--- START ---
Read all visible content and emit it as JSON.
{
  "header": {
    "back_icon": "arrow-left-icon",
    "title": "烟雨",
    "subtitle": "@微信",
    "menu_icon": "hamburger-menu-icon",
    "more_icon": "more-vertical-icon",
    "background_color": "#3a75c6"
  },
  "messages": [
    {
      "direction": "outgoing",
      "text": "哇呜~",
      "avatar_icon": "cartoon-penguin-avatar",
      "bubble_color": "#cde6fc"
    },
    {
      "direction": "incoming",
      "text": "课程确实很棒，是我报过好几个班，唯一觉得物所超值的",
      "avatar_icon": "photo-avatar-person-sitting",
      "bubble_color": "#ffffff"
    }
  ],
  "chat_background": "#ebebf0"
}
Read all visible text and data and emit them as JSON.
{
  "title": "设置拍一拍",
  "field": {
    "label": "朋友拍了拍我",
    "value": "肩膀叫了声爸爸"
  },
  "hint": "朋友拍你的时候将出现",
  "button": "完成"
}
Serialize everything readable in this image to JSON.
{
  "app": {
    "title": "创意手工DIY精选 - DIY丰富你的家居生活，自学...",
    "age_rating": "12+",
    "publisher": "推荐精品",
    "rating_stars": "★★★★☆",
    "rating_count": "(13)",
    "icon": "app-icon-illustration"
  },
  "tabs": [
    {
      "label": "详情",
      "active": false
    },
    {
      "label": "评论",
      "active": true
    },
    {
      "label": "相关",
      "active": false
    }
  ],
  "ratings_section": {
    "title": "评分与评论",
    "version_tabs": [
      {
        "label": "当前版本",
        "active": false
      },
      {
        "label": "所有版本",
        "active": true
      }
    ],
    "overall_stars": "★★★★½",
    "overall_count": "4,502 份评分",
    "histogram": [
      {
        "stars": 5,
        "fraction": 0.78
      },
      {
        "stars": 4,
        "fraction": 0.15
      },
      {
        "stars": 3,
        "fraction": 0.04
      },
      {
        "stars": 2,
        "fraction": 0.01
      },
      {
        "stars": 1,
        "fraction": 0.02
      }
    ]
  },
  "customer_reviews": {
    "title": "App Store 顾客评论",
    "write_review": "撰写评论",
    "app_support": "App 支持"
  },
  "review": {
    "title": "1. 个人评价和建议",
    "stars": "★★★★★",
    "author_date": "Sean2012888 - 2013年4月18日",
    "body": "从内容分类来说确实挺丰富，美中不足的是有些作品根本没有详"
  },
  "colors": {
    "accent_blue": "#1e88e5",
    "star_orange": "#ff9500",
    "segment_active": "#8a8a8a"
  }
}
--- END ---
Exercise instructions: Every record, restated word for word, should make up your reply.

Output of the task:
Read all visible content and emit it as JSON.
{
  "header": {
    "back_icon": "arrow-left-icon",
    "title": "烟雨",
    "subtitle": "@微信",
    "menu_icon": "hamburger-menu-icon",
    "more_icon": "more-vertical-icon",
    "background_color": "#3a75c6"
  },
  "messages": [
    {
      "direction": "outgoing",
      "text": "哇呜~",
      "avatar_icon": "cartoon-penguin-avatar",
      "bubble_color": "#cde6fc"
    },
    {
      "direction": "incoming",
      "text": "课程确实很棒，是我报过好几个班，唯一觉得物所超值的",
      "avatar_icon": "photo-avatar-person-sitting",
      "bubble_color": "#ffffff"
    }
  ],
  "chat_background": "#ebebf0"
}
Read all visible text and data and emit them as JSON.
{
  "title": "设置拍一拍",
  "field": {
    "label": "朋友拍了拍我",
    "value": "肩膀叫了声爸爸"
  },
  "hint": "朋友拍你的时候将出现",
  "button": "完成"
}
Serialize everything readable in this image to JSON.
{
  "app": {
    "title": "创意手工DIY精选 - DIY丰富你的家居生活，自学...",
    "age_rating": "12+",
    "publisher": "推荐精品",
    "rating_stars": "★★★★☆",
    "rating_count": "(13)",
    "icon": "app-icon-illustration"
  },
  "tabs": [
    {
      "label": "详情",
      "active": false
    },
    {
      "label": "评论",
      "active": true
    },
    {
      "label": "相关",
      "active": false
    }
  ],
  "ratings_section": {
    "title": "评分与评论",
    "version_tabs": [
      {
        "label": "当前版本",
        "active": false
      },
      {
        "label": "所有版本",
        "active": true
      }
    ],
    "overall_stars": "★★★★½",
    "overall_count": "4,502 份评分",
    "histogram": [
      {
        "stars": 5,
        "fraction": 0.78
      },
      {
        "stars": 4,
        "fraction": 0.15
      },
      {
        "stars": 3,
        "fraction": 0.04
      },
      {
        "stars": 2,
        "fraction": 0.01
      },
      {
        "stars": 1,
        "fraction": 0.02
      }
    ]
  },
  "customer_reviews": {
    "title": "App Store 顾客评论",
    "write_review": "撰写评论",
    "app_support": "App 支持"
  },
  "review": {
    "title": "1. 个人评价和建议",
    "stars": "★★★★★",
    "author_date": "Sean2012888 - 2013年4月18日",
    "body": "从内容分类来说确实挺丰富，美中不足的是有些作品根本没有详"
  },
  "colors": {
    "accent_blue": "#1e88e5",
    "star_orange": "#ff9500",
    "segment_active": "#8a8a8a"
  }
}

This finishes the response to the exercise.